[RECORDS TO PROCESS Boundary: Start]

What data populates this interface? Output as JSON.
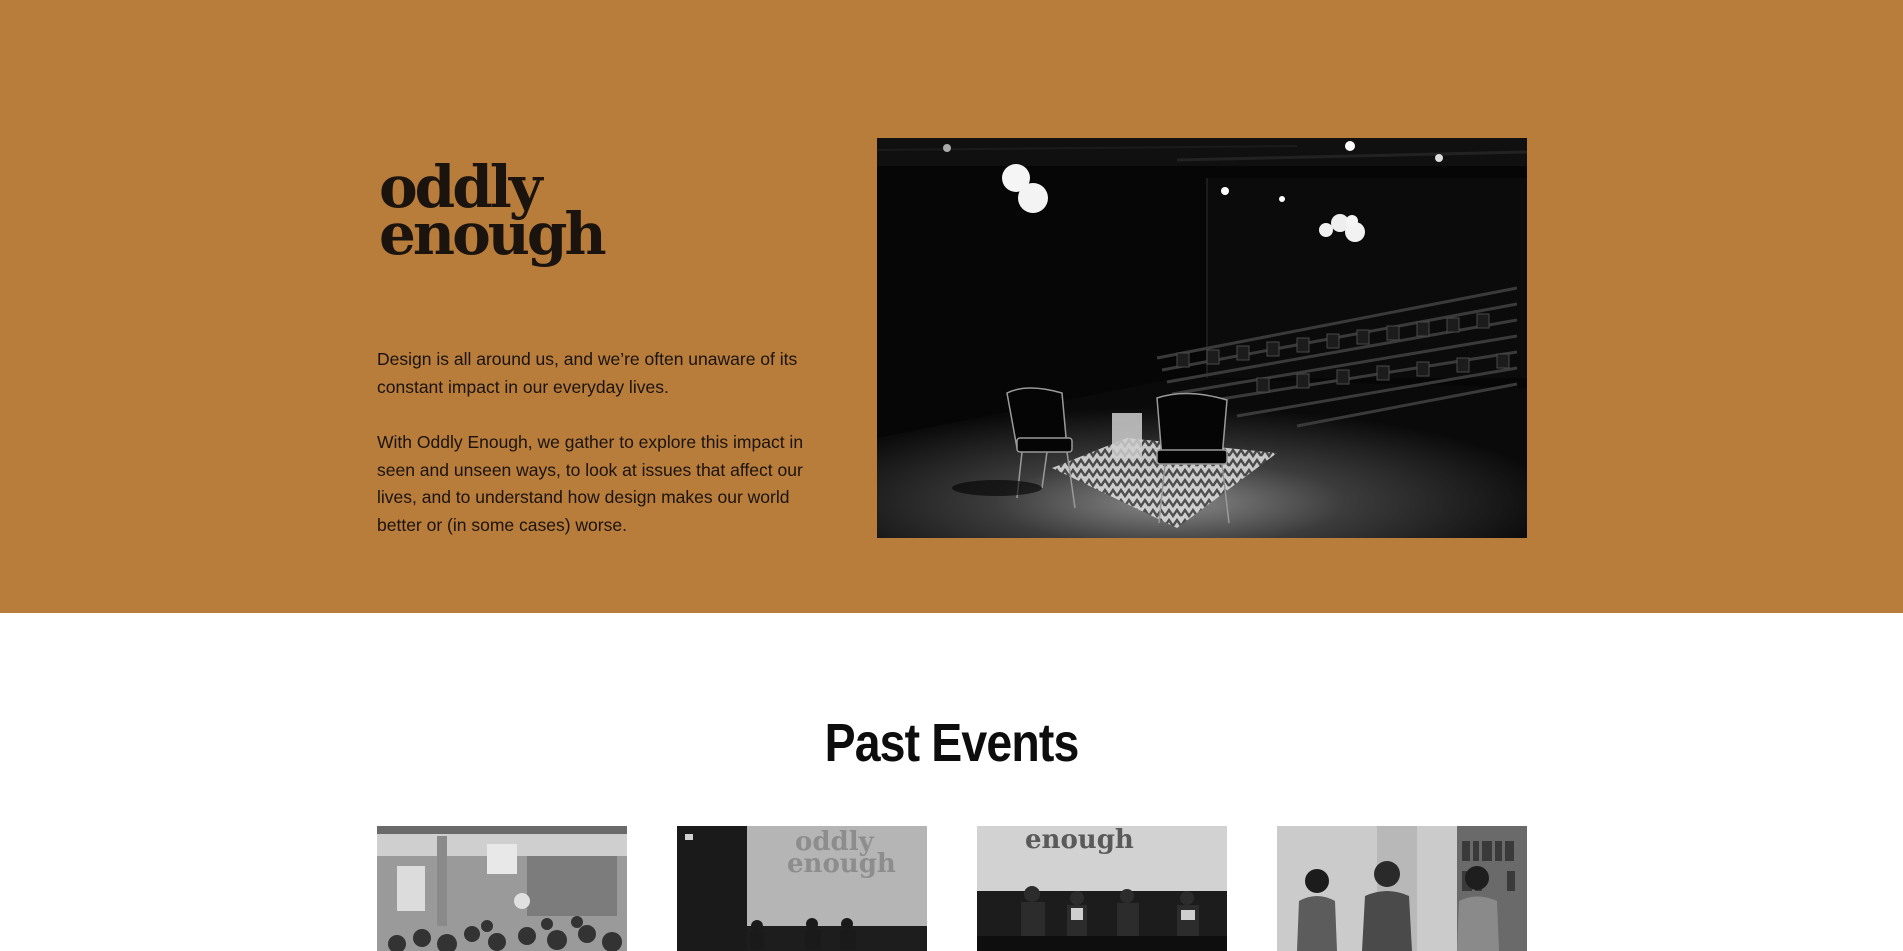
{
  "hero": {
    "logo": {
      "line1": "oddly",
      "line2": "enough"
    },
    "intro": {
      "paragraph1": "Design is all around us, and we’re often unaware of its constant impact in our everyday lives.",
      "paragraph2": "With Oddly Enough, we gather to explore this impact in seen and unseen ways, to look at issues that affect our lives, and to understand how design makes our world better or (in some cases) worse."
    },
    "photo_alt": "Empty auditorium stage with two chairs under spotlights",
    "background_color": "#b87c3b"
  },
  "past_events": {
    "title": "Past Events",
    "cards": [
      {
        "alt": "Audience seated in a lecture hall"
      },
      {
        "alt": "Panel on stage in front of oddly enough projection"
      },
      {
        "alt": "Four speakers seated under enough projection"
      },
      {
        "alt": "Three speakers standing in a library room"
      }
    ],
    "screen_text": {
      "card2_line1": "oddly",
      "card2_line2": "enough",
      "card3": "enough"
    }
  }
}
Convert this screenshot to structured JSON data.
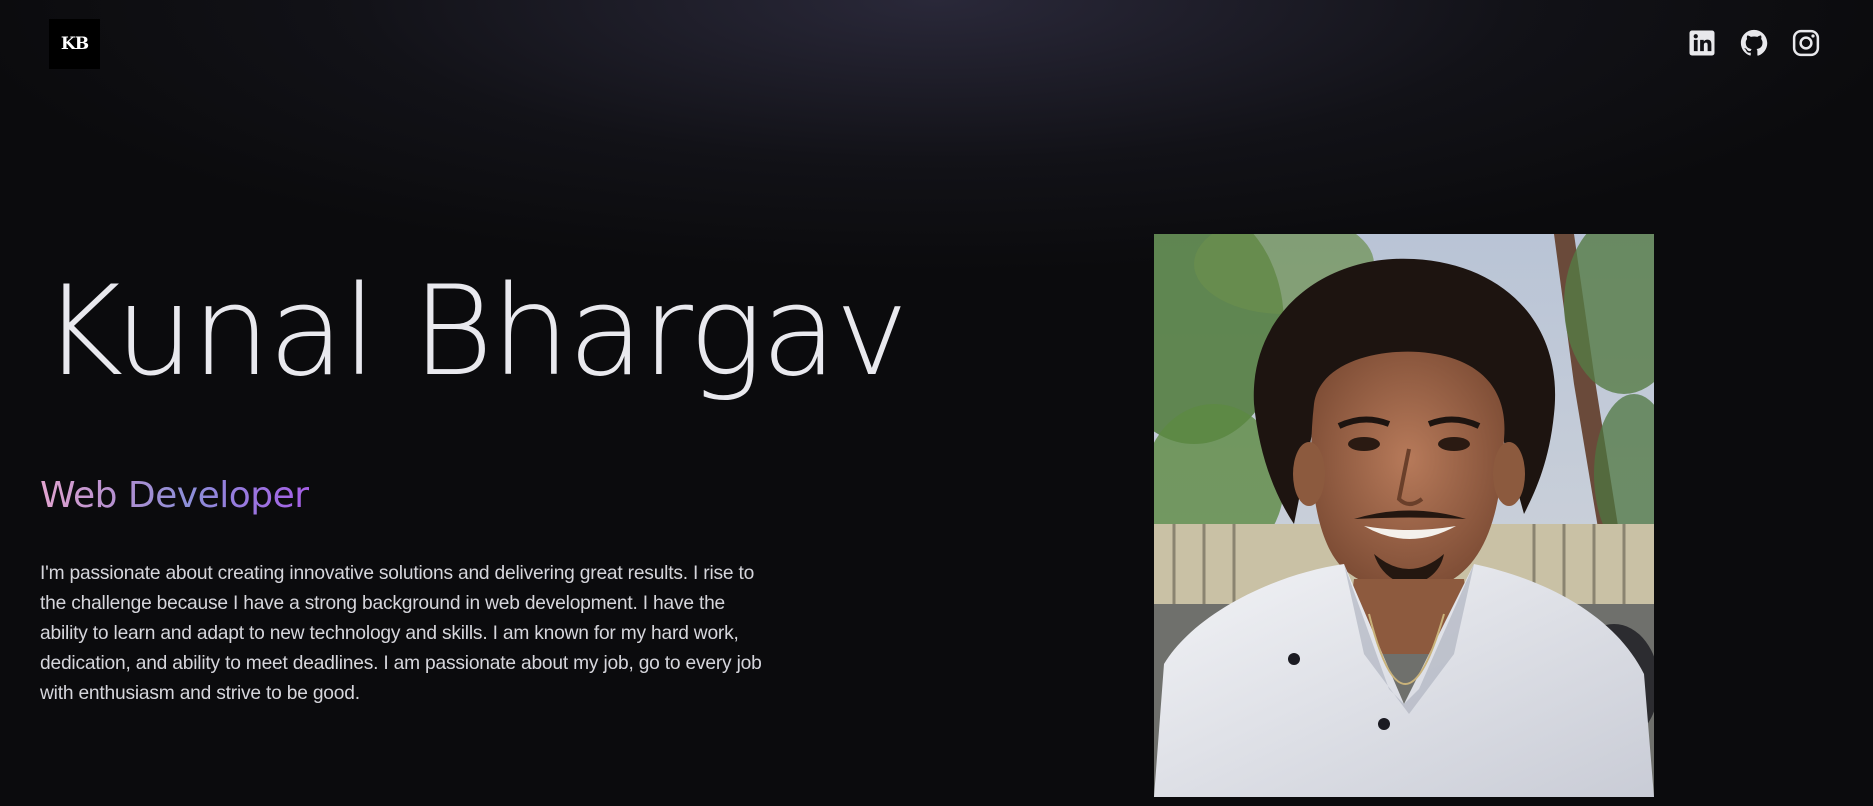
{
  "header": {
    "logo_text": "KB",
    "social_links": [
      {
        "name": "linkedin",
        "icon": "linkedin-icon"
      },
      {
        "name": "github",
        "icon": "github-icon"
      },
      {
        "name": "instagram",
        "icon": "instagram-icon"
      }
    ]
  },
  "hero": {
    "name": "Kunal Bhargav",
    "role": "Web Developer",
    "bio": "I'm passionate about creating innovative solutions and delivering great results. I rise to the challenge because I have a strong background in web development. I have the ability to learn and adapt to new technology and skills. I am known for my hard work, dedication, and ability to meet deadlines. I am passionate about my job, go to every job with enthusiasm and strive to be good."
  },
  "colors": {
    "background": "#0b0b0d",
    "text": "#e9e9ee",
    "role_gradient_start": "#e2a4cf",
    "role_gradient_end": "#a65fe6"
  }
}
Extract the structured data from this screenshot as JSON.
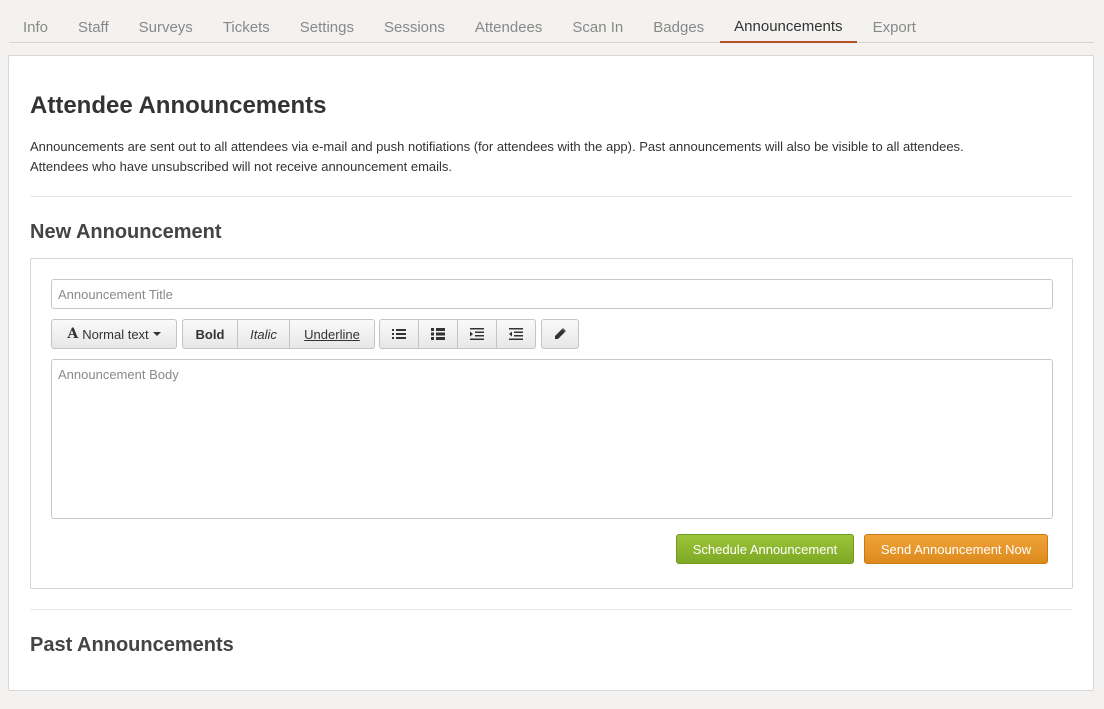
{
  "tabs": [
    {
      "label": "Info"
    },
    {
      "label": "Staff"
    },
    {
      "label": "Surveys"
    },
    {
      "label": "Tickets"
    },
    {
      "label": "Settings"
    },
    {
      "label": "Sessions"
    },
    {
      "label": "Attendees"
    },
    {
      "label": "Scan In"
    },
    {
      "label": "Badges"
    },
    {
      "label": "Announcements",
      "active": true
    },
    {
      "label": "Export"
    }
  ],
  "page": {
    "title": "Attendee Announcements",
    "description_line1": "Announcements are sent out to all attendees via e-mail and push notifiations (for attendees with the app). Past announcements will also be visible to all attendees.",
    "description_line2": "Attendees who have unsubscribed will not receive announcement emails."
  },
  "new_announcement": {
    "heading": "New Announcement",
    "title_placeholder": "Announcement Title",
    "title_value": "",
    "body_placeholder": "Announcement Body",
    "toolbar": {
      "font_style": "Normal text",
      "bold": "Bold",
      "italic": "Italic",
      "underline": "Underline",
      "icons": [
        "unordered-list-icon",
        "ordered-list-icon",
        "indent-icon",
        "outdent-icon",
        "pencil-icon"
      ]
    },
    "schedule_label": "Schedule Announcement",
    "send_label": "Send Announcement Now"
  },
  "past_announcements": {
    "heading": "Past Announcements"
  },
  "colors": {
    "active_tab_underline": "#b5502a",
    "schedule_button": "#8db82e",
    "send_button": "#e8982c"
  }
}
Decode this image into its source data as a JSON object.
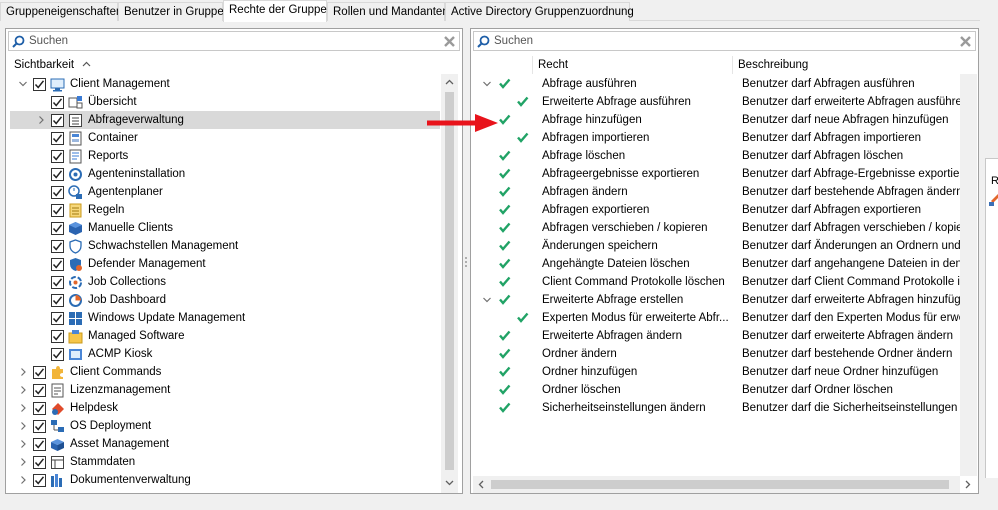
{
  "tabs": [
    {
      "label": "Gruppeneigenschaften"
    },
    {
      "label": "Benutzer in Gruppe"
    },
    {
      "label": "Rechte der Gruppe"
    },
    {
      "label": "Rollen und Mandanten"
    },
    {
      "label": "Active Directory Gruppenzuordnung"
    }
  ],
  "left": {
    "search_placeholder": "Suchen",
    "header": "Sichtbarkeit",
    "items": [
      {
        "label": "Client Management",
        "icon": "monitor-icon"
      },
      {
        "label": "Übersicht",
        "icon": "overview-icon"
      },
      {
        "label": "Abfrageverwaltung",
        "icon": "query-list-icon"
      },
      {
        "label": "Container",
        "icon": "container-icon"
      },
      {
        "label": "Reports",
        "icon": "report-icon"
      },
      {
        "label": "Agenteninstallation",
        "icon": "agent-install-icon"
      },
      {
        "label": "Agentenplaner",
        "icon": "agent-planner-icon"
      },
      {
        "label": "Regeln",
        "icon": "rules-icon"
      },
      {
        "label": "Manuelle Clients",
        "icon": "box-icon"
      },
      {
        "label": "Schwachstellen Management",
        "icon": "shield-icon"
      },
      {
        "label": "Defender Management",
        "icon": "defender-icon"
      },
      {
        "label": "Job Collections",
        "icon": "job-collections-icon"
      },
      {
        "label": "Job Dashboard",
        "icon": "job-dashboard-icon"
      },
      {
        "label": "Windows Update Management",
        "icon": "windows-update-icon"
      },
      {
        "label": "Managed Software",
        "icon": "managed-software-icon"
      },
      {
        "label": "ACMP Kiosk",
        "icon": "kiosk-icon"
      },
      {
        "label": "Client Commands",
        "icon": "puzzle-icon"
      },
      {
        "label": "Lizenzmanagement",
        "icon": "license-icon"
      },
      {
        "label": "Helpdesk",
        "icon": "helpdesk-icon"
      },
      {
        "label": "OS Deployment",
        "icon": "os-deployment-icon"
      },
      {
        "label": "Asset Management",
        "icon": "asset-icon"
      },
      {
        "label": "Stammdaten",
        "icon": "master-data-icon"
      },
      {
        "label": "Dokumentenverwaltung",
        "icon": "documents-icon"
      }
    ]
  },
  "right": {
    "search_placeholder": "Suchen",
    "columns": {
      "right": "Recht",
      "description": "Beschreibung"
    },
    "rows": [
      {
        "right": "Abfrage ausführen",
        "desc": "Benutzer darf Abfragen ausführen"
      },
      {
        "right": "Erweiterte Abfrage ausführen",
        "desc": "Benutzer darf erweiterte Abfragen ausführen"
      },
      {
        "right": "Abfrage hinzufügen",
        "desc": "Benutzer darf neue Abfragen hinzufügen"
      },
      {
        "right": "Abfragen importieren",
        "desc": "Benutzer darf Abfragen importieren"
      },
      {
        "right": "Abfrage löschen",
        "desc": "Benutzer darf Abfragen löschen"
      },
      {
        "right": "Abfrageergebnisse exportieren",
        "desc": "Benutzer darf Abfrage-Ergebnisse exportieren"
      },
      {
        "right": "Abfragen ändern",
        "desc": "Benutzer darf bestehende Abfragen ändern"
      },
      {
        "right": "Abfragen exportieren",
        "desc": "Benutzer darf Abfragen exportieren"
      },
      {
        "right": "Abfragen verschieben / kopieren",
        "desc": "Benutzer darf Abfragen verschieben / kopieren"
      },
      {
        "right": "Änderungen speichern",
        "desc": "Benutzer darf Änderungen an Ordnern und Ab..."
      },
      {
        "right": "Angehängte Dateien löschen",
        "desc": "Benutzer darf angehangene Dateien in den Cli..."
      },
      {
        "right": "Client Command Protokolle löschen",
        "desc": "Benutzer darf Client Command Protokolle in d..."
      },
      {
        "right": "Erweiterte Abfrage erstellen",
        "desc": "Benutzer darf erweiterte Abfragen hinzufügen"
      },
      {
        "right": "Experten Modus für erweiterte Abfr...",
        "desc": "Benutzer darf den Experten Modus für erweite..."
      },
      {
        "right": "Erweiterte Abfragen ändern",
        "desc": "Benutzer darf erweiterte Abfragen ändern"
      },
      {
        "right": "Ordner ändern",
        "desc": "Benutzer darf bestehende Ordner ändern"
      },
      {
        "right": "Ordner hinzufügen",
        "desc": "Benutzer darf neue Ordner hinzufügen"
      },
      {
        "right": "Ordner löschen",
        "desc": "Benutzer darf Ordner löschen"
      },
      {
        "right": "Sicherheitseinstellungen ändern",
        "desc": "Benutzer darf die Sicherheitseinstellungen änd..."
      }
    ]
  },
  "edge_label": "R",
  "colors": {
    "check_green": "#21a366",
    "arrow_red": "#e8131b",
    "selection": "#d9d9d9"
  }
}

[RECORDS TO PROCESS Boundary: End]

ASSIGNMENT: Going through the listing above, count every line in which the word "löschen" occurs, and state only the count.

OUTPUT FOR THIS EXERCISE: 6